Hot-weather walking or running, whether you do it for weight loss or not, can feel absolutely terrible… and pretty much impossible to dress for. All the sweat, the sunburn, the chafing, all of that doesn’t make up for the fact that our bodies are great at thermoregulation (for the most part.)
Researchers have long known that the more aerobically fit you are, the better your body is at handing hot temperatures. But what about those first few days or weeks when the hot weather is just setting in, or those days on which exercising feels like you’re in a sauna?
That’s when your wardrobe and ability to prepare will play a major role in how comfortable and efficient you’ll actually be during exercise.
Today, we’re here to talk about a few tips from the experts on how you can strategically pick out your clothes and accessories so you can stay safe and comfortable while you’re training during the hottest months of the year.
Let’s get started.
First, you must learn to understand “real feel” temperatures.
Contrary to popular belief, not all heat is created equal. Levels of humidity can make the effects of heat better or worse by dampening the rate at which sweat evaporates from your body.
Sweat isn’t just an annoyance that happens when you’re getting too hot. It’s the body’s mechanism for cooling itself down, and this effect can only happen as sweat begins to evaporate. When the humidity is high, sweat tends to stick around.
Not only that, but the more you have to work to cool your body off, the hotter you’re going to feel. If you’re riding a bike, you won’t feel nearly as hot as you will when you’re running. This is because of the air flow helping sweat evaporate off your body.
To get you started on preparing and dressing for the hot weather, here are a few major pointers you can use for your prep:
#1 SHADE YOUR FACE
The sooner you invest in some breathable, sweatproof caps, the better. Aim for one that provides UV protection, keeps the sun off your face and scalp, and helps you keep the sweat out of your eyes.
You may prefer to wear a headband or buff so you can keep your hair off your face, or you might choose to wear no cap at all if you have short hair. But if you do that, just realize that you’ll be getting a lot of sun exposure on your scalp.
#2 TOPPING IT OFF
If the weather is hot, make sure any skin exposed to the sun has sunscreen covering it. Perhaps the easiest way to avoid sunburn is to simply cover up as much of your skin as possible while you still allow your skin to breathe so it can cool itself down.
Countless athletic brands are making clothes that are ultra-lightweight that also provide UV protection while consuming moisture and keeping you chill. There really isn’t a fabric that works as well for wicking sweat as much as just having bare skin. But covering your skin for protection from the sun’s radiation is absolutely vital, especially if you’re training.
Using clothing is one of the best ways to protect your skin from the sun. But make sure what you’re wearing is actually bringing you UV protection.
Plain white T-shirts are only rated at around SPF 7, which is minimal. Some athletic clothing provides up to SPF 50, and if you’re going out for a long run or walk, you might want to bring those along. This will save you from the need to reapply sunscreen every couple of hours.

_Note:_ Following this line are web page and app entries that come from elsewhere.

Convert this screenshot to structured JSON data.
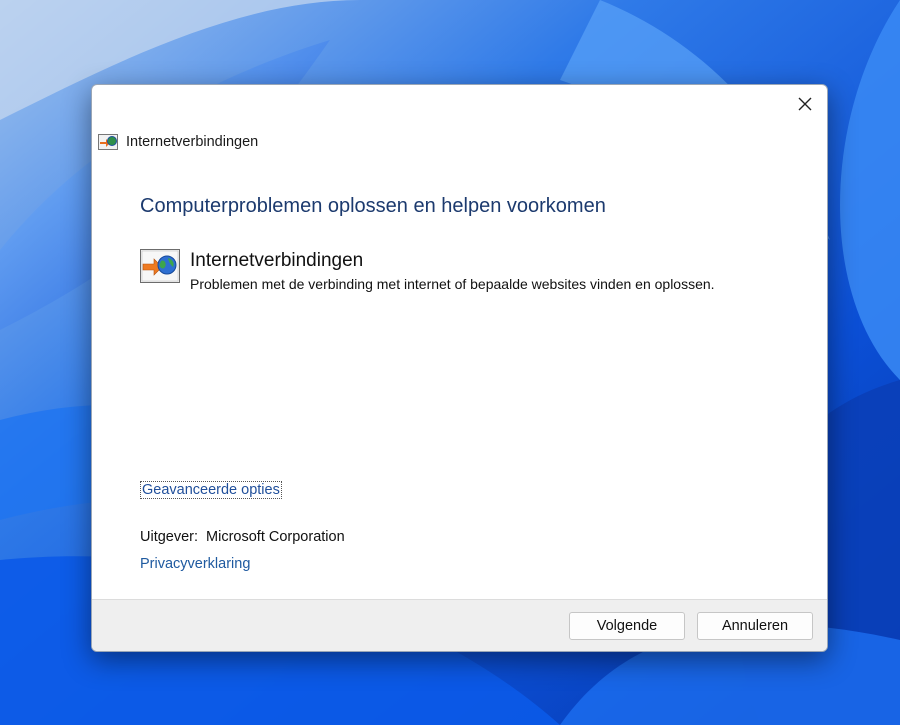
{
  "window": {
    "title": "Internetverbindingen",
    "close_icon": "close-icon"
  },
  "main": {
    "heading": "Computerproblemen oplossen en helpen voorkomen",
    "item": {
      "icon": "internet-connections-icon",
      "title": "Internetverbindingen",
      "description": "Problemen met de verbinding met internet of bepaalde websites vinden en oplossen."
    },
    "advanced_link": "Geavanceerde opties",
    "publisher_label": "Uitgever:",
    "publisher_value": "Microsoft Corporation",
    "privacy_link": "Privacyverklaring"
  },
  "footer": {
    "next_label": "Volgende",
    "cancel_label": "Annuleren"
  },
  "colors": {
    "heading": "#1c3a6e",
    "link": "#1f5aa0",
    "footer_bg": "#efefef",
    "wallpaper_blue": "#0a5de0"
  }
}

#3 CHECK YOUR FABRICS
When it comes to clothing, opt for light and minimal. Put on a lot of sunscreen, and then let the air hit your skin as much as possible so you can speed up your natural cooling process. When it comes to your choice of fabrics, the lighter the better! While loose fits might feel great initially, most people prefer tighter fits, and when fabrics start to soak, they sort of wear you down. If you’re not working extra hard, wear loose clothing that provides you with enough air flow. If you’re going to be training hard, once the loose clothing gets wet, it’s much more prone to chafing.
Shorts and tank tops that usually feel fantastic in 60-degree weather won’t do much for you in the 90-degree heat. Look for fabrics that boast moisture-wicking properties. And don’t forget to skip that cotton T-shirt (which will just end up soaked up and suffocating you in a matter of a few minutes.)